... the Catholic Church continues to teach that homosexual acts are "acts of grave depravity" (CCC, par. 2357) and that homosexual desires are "objectively disordered" (CCC, par 2358):
There have been many last straws for Richard Iandoli.
He was stung when his church’s hierarchy disparaged adoptions by gay couples, when his church emerged as a political leader against same-sex marriage, and by the way his church refers to homosexuality as “disordered.’’
Earlier this month, the insult was more personal: The Boston Archdiocese stepped in and postponed an “All are Welcome’’ Mass to commemorate Gay Pride Month at Iandoli’s church, St. Cecilia on Belvidere Street in Boston.
“It hits you in the gut,’’ Iandoli said. And he has wondered: What am I doing here?
Yet, like many gay and lesbian Roman Catholics, Iandoli refuses to walk away from his church, even when he feels that church leaders don’t want him. ...
The church’s position runs so counter to the growing acceptance of same-sex relationships that some gay Catholics say they are more bashful about their religious orientation than their sexuality.
“It was harder for me in my 20s to come out as a Catholic than as a gay person,’’ said Constance Cervone, 54, of Jamaica Plain.
The article, "Worship in the face of rejection" (Boston Globe, June 27, 2011) goes on and on in the same vein, with angry references to "the far-right conservative hierarchy" and the declaration by one man, Domenic Stagno, that "Even though the hierarchy has gone astray from the times of Christ, I’m not going to let them take my church away from me.’’ I've long held the silly belief that the Catholic Church was founded by and belongs to Jesus Christ, and now I learn it is actually the Church of Domenic Stagno. Why didn't someone mention it to me before?
Dave Pierre of TheMediaReport.com notes that this article is just the latest of a series of such pieces in the Globe; he writes:
From all of this coverage in the past few weeks, one would get the impression that the Globe thinks that the Catholic Church is alone in its opposition to gay marriage. Meanwhile, Orthodox Judaism, Islam, and many Protestant churches also hold the same disapproval. The paper has not profiled any of these organizations in the same negative manner, however.
The message from the Globe is clear: gay 'marriage' is good, faithful Catholicism is bad.

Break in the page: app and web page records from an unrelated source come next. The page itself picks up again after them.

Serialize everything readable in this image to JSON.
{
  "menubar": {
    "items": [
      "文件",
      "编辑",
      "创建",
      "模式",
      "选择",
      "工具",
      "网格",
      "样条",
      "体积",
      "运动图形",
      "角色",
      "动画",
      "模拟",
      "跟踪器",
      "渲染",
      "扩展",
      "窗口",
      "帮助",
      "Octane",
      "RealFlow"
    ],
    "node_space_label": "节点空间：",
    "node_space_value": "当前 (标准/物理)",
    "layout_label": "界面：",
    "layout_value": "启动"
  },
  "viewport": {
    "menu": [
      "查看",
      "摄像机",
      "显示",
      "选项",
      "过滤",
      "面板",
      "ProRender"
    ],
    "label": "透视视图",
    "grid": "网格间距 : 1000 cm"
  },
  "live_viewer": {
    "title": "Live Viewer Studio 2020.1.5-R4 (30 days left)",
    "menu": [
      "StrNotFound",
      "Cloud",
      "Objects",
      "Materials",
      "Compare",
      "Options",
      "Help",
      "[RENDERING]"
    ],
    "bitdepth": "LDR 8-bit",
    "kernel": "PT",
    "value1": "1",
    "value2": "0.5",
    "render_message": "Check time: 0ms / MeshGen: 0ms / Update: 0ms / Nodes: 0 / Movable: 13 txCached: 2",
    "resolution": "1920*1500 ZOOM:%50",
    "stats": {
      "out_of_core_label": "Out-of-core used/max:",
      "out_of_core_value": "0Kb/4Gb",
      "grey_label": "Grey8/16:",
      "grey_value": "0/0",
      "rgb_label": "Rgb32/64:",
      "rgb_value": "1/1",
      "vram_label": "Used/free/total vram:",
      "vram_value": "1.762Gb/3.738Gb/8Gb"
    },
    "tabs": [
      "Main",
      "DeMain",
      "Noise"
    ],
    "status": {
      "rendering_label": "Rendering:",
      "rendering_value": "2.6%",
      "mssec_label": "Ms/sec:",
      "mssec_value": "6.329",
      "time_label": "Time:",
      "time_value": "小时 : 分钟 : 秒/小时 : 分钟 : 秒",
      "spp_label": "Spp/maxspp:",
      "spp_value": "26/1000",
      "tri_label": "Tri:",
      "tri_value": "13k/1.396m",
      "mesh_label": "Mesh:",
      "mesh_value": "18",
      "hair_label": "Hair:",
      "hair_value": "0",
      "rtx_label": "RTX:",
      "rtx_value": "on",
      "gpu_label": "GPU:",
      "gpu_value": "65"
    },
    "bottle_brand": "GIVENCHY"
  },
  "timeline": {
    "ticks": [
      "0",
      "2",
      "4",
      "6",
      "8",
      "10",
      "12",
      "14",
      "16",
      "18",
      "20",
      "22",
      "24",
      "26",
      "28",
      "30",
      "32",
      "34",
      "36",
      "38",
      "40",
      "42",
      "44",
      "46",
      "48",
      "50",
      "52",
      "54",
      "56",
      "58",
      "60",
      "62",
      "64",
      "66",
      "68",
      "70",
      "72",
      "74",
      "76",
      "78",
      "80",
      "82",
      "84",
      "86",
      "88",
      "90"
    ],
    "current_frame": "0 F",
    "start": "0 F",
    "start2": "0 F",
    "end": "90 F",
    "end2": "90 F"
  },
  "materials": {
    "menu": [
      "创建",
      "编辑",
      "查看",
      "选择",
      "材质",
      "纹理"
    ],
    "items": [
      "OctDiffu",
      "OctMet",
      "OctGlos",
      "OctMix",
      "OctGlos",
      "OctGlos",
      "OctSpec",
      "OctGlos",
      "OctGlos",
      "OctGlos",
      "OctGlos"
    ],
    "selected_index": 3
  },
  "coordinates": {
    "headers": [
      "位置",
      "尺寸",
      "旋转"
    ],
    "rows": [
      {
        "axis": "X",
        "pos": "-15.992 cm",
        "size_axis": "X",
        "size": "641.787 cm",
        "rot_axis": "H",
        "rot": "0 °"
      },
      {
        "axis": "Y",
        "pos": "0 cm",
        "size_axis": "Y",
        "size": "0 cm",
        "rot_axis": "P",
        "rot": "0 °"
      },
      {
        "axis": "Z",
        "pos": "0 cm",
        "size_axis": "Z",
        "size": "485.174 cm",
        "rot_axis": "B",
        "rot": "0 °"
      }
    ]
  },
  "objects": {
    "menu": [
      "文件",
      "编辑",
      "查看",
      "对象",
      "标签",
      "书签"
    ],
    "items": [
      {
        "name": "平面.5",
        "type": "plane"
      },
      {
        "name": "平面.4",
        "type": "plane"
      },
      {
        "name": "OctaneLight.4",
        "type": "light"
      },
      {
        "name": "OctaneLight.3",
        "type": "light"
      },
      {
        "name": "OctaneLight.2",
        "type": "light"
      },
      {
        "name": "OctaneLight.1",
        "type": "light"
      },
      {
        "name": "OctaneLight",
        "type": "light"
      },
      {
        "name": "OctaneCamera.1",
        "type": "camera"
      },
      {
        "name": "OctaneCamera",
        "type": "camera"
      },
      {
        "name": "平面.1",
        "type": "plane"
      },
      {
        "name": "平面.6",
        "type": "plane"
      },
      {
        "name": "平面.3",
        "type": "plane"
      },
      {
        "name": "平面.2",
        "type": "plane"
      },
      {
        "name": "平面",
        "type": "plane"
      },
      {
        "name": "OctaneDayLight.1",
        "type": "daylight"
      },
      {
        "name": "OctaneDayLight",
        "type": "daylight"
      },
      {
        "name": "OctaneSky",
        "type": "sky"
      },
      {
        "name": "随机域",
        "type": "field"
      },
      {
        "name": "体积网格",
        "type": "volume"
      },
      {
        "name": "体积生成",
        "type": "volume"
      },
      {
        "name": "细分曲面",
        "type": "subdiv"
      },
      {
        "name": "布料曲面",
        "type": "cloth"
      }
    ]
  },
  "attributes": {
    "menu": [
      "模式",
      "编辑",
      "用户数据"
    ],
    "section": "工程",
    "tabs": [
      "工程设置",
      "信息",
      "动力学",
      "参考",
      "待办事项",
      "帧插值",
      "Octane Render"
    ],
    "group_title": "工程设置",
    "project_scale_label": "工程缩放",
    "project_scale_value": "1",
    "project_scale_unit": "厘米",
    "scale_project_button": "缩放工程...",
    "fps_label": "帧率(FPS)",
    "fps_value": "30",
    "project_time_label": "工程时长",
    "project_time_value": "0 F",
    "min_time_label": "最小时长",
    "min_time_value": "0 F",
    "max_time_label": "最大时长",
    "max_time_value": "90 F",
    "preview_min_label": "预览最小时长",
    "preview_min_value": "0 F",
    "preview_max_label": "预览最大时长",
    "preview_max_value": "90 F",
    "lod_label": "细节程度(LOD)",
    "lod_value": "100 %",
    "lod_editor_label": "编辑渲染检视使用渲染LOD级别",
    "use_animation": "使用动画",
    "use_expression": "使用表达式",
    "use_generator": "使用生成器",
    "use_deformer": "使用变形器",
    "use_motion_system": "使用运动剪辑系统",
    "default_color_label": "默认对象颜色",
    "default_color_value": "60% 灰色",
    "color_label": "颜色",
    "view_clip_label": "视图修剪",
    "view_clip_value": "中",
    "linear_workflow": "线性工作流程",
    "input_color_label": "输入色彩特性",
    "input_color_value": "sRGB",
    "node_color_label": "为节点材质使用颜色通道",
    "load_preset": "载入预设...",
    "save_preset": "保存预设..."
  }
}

(Additional note: There is an interesting element to an accompanying online video to the Globe's front-page piece (Mon., 6/27/11). For the video, the paper interviews two gay men who attend Boston's aforementioned St. Cecilia. Both men not only rail against Church teaching but explicitly say that a main reason that they remain active parishioners is to "change the Church." There's a lot to swallow there. And for serious Catholics, this is somewhat sobering.)